***** DATASET RECORDS *****

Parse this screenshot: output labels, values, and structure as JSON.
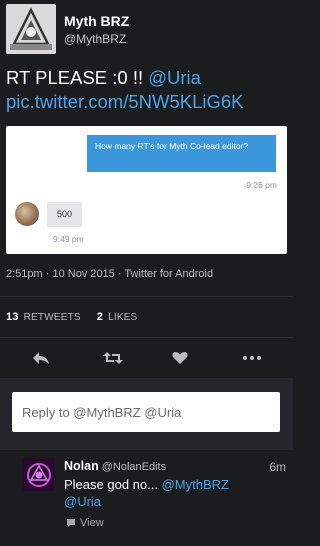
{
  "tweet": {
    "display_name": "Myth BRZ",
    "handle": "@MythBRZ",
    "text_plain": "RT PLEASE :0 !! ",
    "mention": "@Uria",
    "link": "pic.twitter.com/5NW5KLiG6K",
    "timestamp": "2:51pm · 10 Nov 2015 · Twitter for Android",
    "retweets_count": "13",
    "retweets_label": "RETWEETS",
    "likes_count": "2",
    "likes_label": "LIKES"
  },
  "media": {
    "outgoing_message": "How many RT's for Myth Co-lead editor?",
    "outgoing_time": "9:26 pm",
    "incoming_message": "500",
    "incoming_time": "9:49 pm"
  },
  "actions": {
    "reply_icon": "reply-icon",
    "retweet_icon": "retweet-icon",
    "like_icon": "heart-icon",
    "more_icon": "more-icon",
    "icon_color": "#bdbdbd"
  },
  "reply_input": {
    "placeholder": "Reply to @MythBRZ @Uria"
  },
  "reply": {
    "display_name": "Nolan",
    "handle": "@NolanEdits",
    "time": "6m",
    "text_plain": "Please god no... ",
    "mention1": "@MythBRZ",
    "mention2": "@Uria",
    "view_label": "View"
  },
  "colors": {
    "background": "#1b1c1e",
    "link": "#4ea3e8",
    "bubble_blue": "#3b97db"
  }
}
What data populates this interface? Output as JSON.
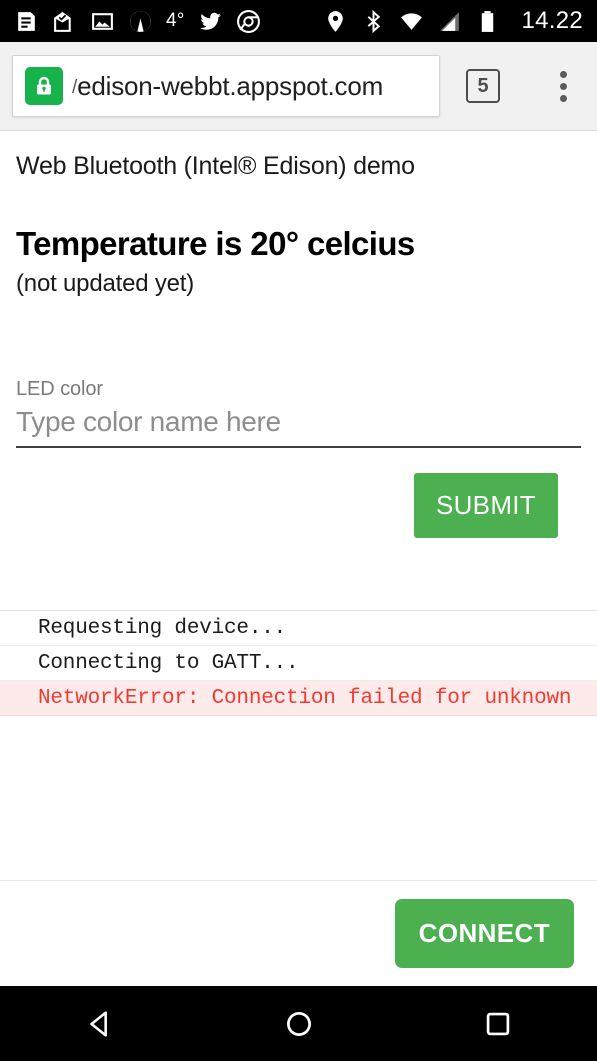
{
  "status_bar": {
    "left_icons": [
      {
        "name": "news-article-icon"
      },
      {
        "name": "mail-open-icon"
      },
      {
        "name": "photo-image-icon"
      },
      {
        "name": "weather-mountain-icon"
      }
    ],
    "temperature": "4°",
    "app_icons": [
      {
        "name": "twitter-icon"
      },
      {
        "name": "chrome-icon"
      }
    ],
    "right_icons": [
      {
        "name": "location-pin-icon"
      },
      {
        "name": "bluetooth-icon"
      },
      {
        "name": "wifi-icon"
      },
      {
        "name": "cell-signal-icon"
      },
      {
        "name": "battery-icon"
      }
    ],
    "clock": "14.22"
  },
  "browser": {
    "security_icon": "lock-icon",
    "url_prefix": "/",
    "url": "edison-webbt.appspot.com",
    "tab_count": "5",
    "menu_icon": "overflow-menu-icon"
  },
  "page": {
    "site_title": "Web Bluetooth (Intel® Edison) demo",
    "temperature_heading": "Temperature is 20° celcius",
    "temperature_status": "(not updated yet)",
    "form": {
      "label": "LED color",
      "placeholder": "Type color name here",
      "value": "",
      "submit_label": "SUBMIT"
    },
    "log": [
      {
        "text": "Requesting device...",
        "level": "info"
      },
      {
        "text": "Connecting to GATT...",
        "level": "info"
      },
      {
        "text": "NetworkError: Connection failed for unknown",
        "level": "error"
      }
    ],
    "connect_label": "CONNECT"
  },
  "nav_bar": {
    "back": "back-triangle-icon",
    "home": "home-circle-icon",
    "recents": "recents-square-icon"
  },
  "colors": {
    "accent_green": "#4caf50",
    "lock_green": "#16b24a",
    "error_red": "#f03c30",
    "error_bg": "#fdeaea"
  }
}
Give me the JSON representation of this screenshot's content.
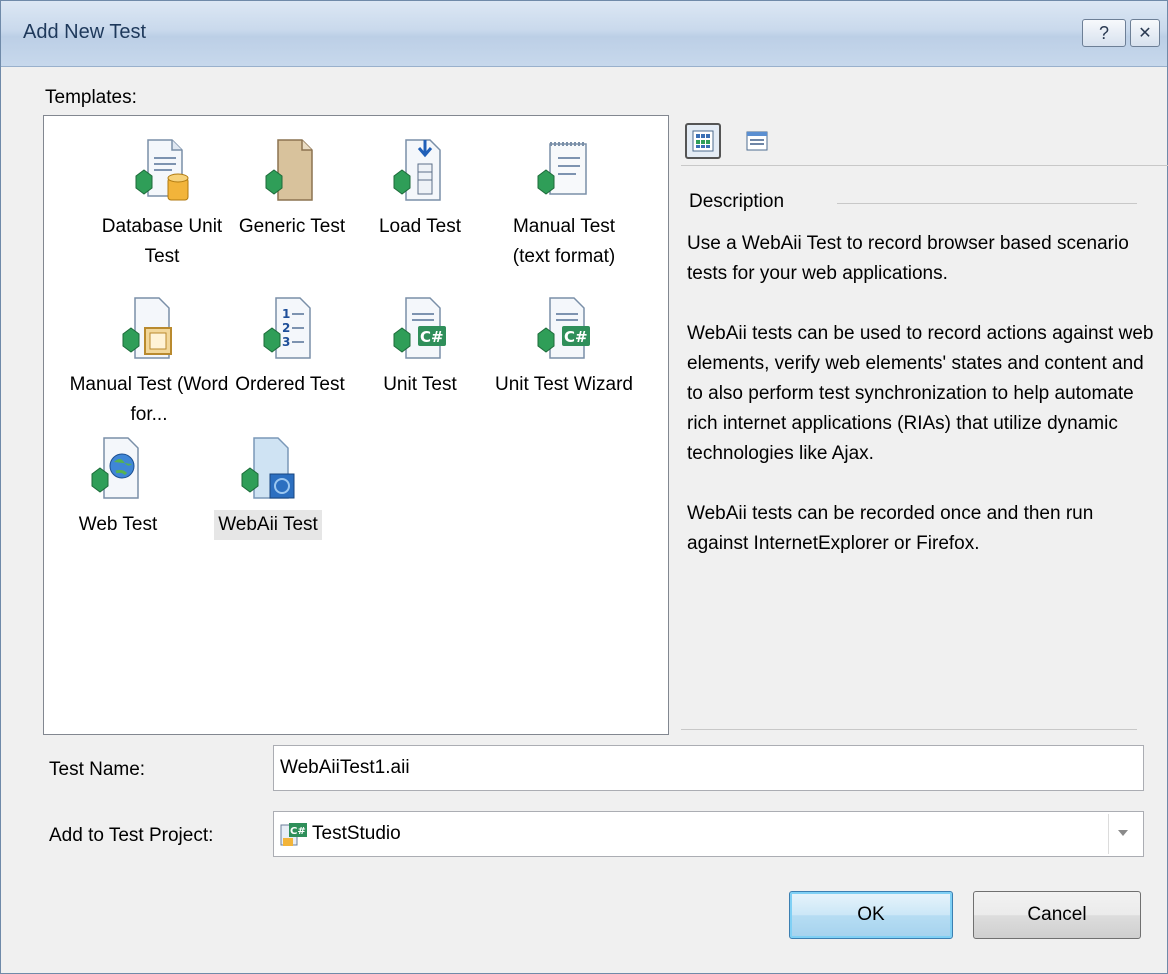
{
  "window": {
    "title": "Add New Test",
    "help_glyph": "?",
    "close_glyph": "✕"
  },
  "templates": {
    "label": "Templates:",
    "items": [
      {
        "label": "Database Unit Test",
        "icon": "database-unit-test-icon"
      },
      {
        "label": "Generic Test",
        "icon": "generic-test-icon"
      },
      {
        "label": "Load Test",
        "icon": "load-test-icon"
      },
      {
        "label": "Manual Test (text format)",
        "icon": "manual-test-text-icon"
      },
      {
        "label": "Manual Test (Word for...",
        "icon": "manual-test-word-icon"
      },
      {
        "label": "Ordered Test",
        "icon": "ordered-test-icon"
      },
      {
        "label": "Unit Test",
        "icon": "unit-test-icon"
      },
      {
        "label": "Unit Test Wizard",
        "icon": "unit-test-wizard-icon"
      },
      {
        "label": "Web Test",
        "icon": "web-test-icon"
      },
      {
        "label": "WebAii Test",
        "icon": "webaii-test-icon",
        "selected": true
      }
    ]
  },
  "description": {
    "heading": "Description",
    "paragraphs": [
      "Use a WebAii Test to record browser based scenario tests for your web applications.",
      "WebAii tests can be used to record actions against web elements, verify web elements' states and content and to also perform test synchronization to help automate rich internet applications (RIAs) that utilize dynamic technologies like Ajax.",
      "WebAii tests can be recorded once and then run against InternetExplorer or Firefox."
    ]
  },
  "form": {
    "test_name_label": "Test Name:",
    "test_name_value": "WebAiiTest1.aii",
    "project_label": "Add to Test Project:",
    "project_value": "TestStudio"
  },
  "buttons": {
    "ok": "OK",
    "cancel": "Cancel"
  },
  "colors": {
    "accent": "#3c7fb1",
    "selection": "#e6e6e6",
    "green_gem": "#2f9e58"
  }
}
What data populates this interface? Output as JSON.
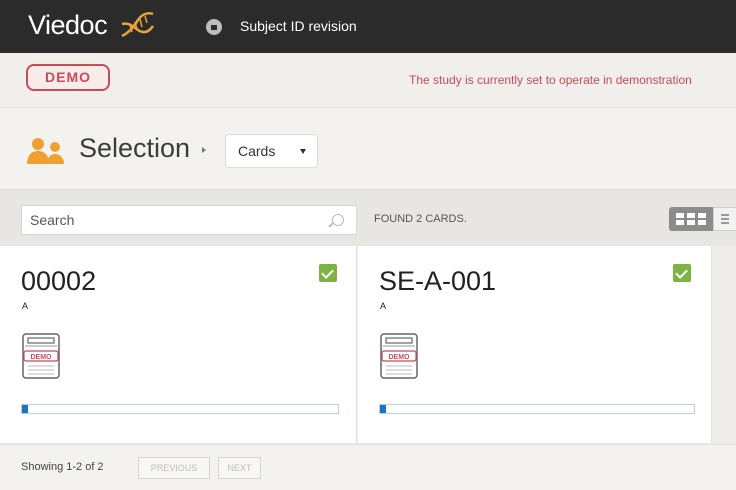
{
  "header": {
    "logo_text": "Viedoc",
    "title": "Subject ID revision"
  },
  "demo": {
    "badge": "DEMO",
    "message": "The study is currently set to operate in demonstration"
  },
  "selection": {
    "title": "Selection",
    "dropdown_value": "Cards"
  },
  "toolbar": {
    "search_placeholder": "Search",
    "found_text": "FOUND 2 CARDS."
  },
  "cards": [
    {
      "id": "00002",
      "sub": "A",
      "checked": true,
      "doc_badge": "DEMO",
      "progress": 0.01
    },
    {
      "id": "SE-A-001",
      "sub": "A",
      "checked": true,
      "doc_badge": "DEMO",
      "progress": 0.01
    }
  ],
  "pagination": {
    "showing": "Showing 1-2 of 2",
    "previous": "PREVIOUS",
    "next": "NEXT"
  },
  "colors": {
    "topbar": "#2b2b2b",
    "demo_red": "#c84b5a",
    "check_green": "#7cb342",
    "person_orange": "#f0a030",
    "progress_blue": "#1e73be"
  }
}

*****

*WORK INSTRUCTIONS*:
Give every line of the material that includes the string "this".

*SOLUTION TO THE EXERCISE*:
Parse this screenshot: output labels, values, and structure as JSON.
What data populates this interface? Output as JSON.
Give me the JSON representation of this screenshot's content.
What data populates this interface? Output as JSON.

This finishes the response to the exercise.